Internal Revenue Service United States Department of the Treasury
Level Basic Advanced Military International

Health Savings Accounts (HSA)

HSA Limits on Contributions

Rules for Married People

The rules for married people apply only if both spouses are eligible individuals. If either spouse has family HDHP coverage, the family contribution limit applies; both spouses are treated as having family HDHP coverage.

If both spouses are 55 or older and not enrolled in Medicare:

  • Each spouse is entitled to increase his or her contribution limit with an additional contribution.
  • Their maximum total contributions under family HDHP coverage would include a catch-up contribution for each spouse.
  • The contribution limit is divided between the spouses by agreement. If there is no agreement, the contribution limit is split equally between the spouses.
  • Any additional contribution for age 55 or over must be made by each spouse to his or her own HSA.

For 2013, Mr. Auburn and his wife are both eligible individuals. They each have family coverage under separate HDHPs. Mr. Auburn is 58 years old and Mrs. Auburn is 53. Mr. and Mrs. Auburn can split the family contribution limit ($7,450) equally, or they can agree on a different division. If they split it equally, Mr. Auburn can contribute $4,225 to an HSA (one-half the maximum contribution for family coverage $3,225 + $1,000 additional contribution), and Mrs. Auburn can contribute $3,225 to an HSA. See Publication 969 for current year limits.

Tax software hint.

A manual calculation will be needed for the entry on Forms 8889 when you provide assistance to a married couple with separate HSAs. The manual calculation is based upon equal amounts or the amounts agreed upon by the taxpayers.
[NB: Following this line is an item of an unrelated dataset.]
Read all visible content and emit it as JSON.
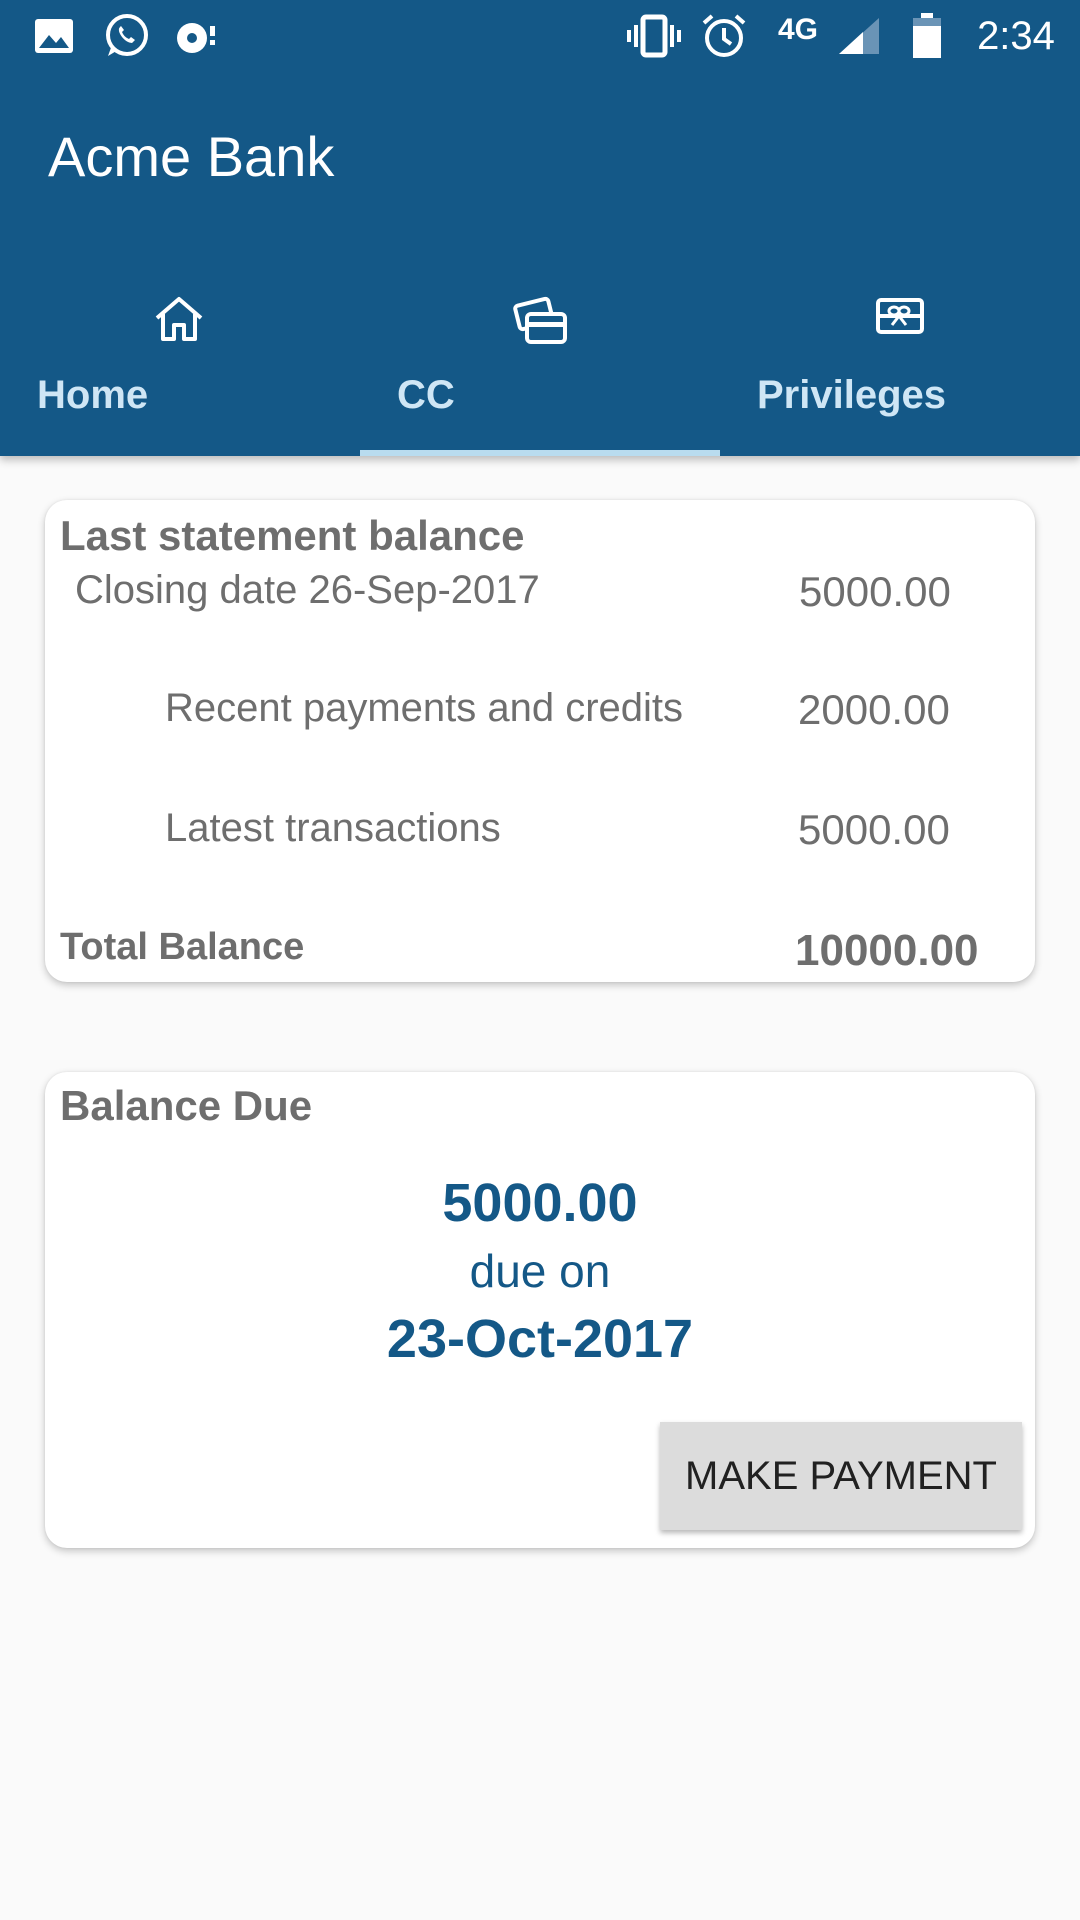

Remember the extra contribution amounts for 55 or over must go into the HSA belonging to the person that meets the age requirement.